Education Week reports that testing for the Common Core State Standards isn’t going to be very “common” this year.
According to EdWeek, only 46 percent of the nation’s public school students live in states that will use one of the two Common Core testing consortia tests this year. Those tests, now mostly known by their initials as the PARCC and SBAC tests, won’t appear at all in many states like Kentucky that have chosen to develop their own, not-common, Common Core tests. Those non-PARCC/SBAC tests enroll 51 percent of the nation’s students.
Of note, a number of states, including Kentucky, were once a part of either PARCC or SBAC. In fact, Kentucky was an “observer” member of both consortia at one time but since abandoned its relationships, most recently with the PARCC effort.
So, states actually are leaving the SBAC/PARCC fold.
The non-PARCC/SBAC state-unique tests, though mostly supposedly developed around the Common Core State Standards, are different from each other.
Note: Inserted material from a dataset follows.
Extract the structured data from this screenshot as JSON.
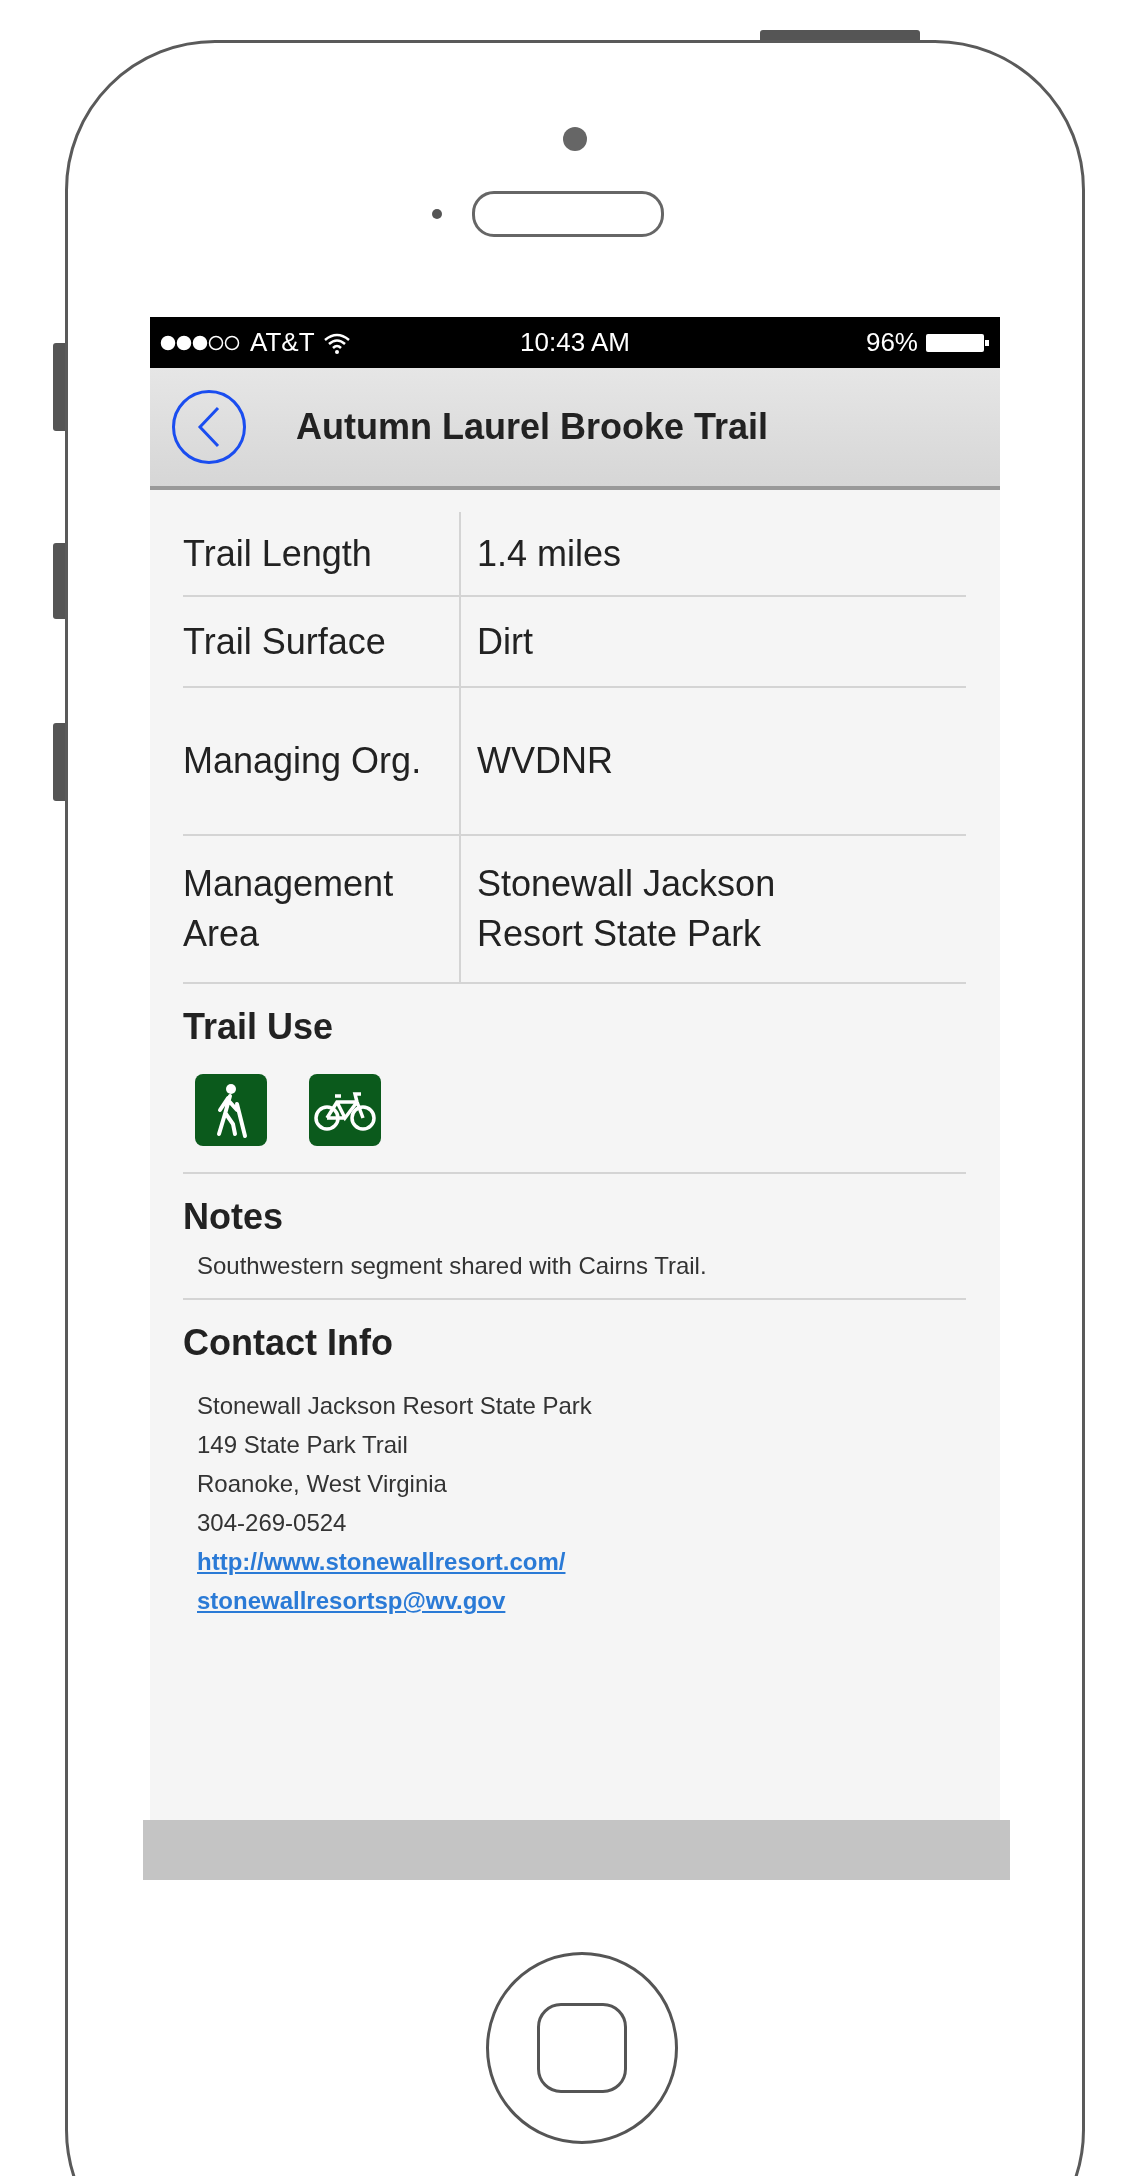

The results from state-unique testing cannot be compared to other states.
So, a big reason for adopting Common Core – common testing – seems to be coming apart, and the pace of that unravelling might even be accelerating.
Along the way, one of the major arguments for the Common Core State Standards appears to be waning on the vine. And, if Kentucky makes changes to Common Core after its standards review ends on April 30, 2015, we will become that much more uncommon, yet again.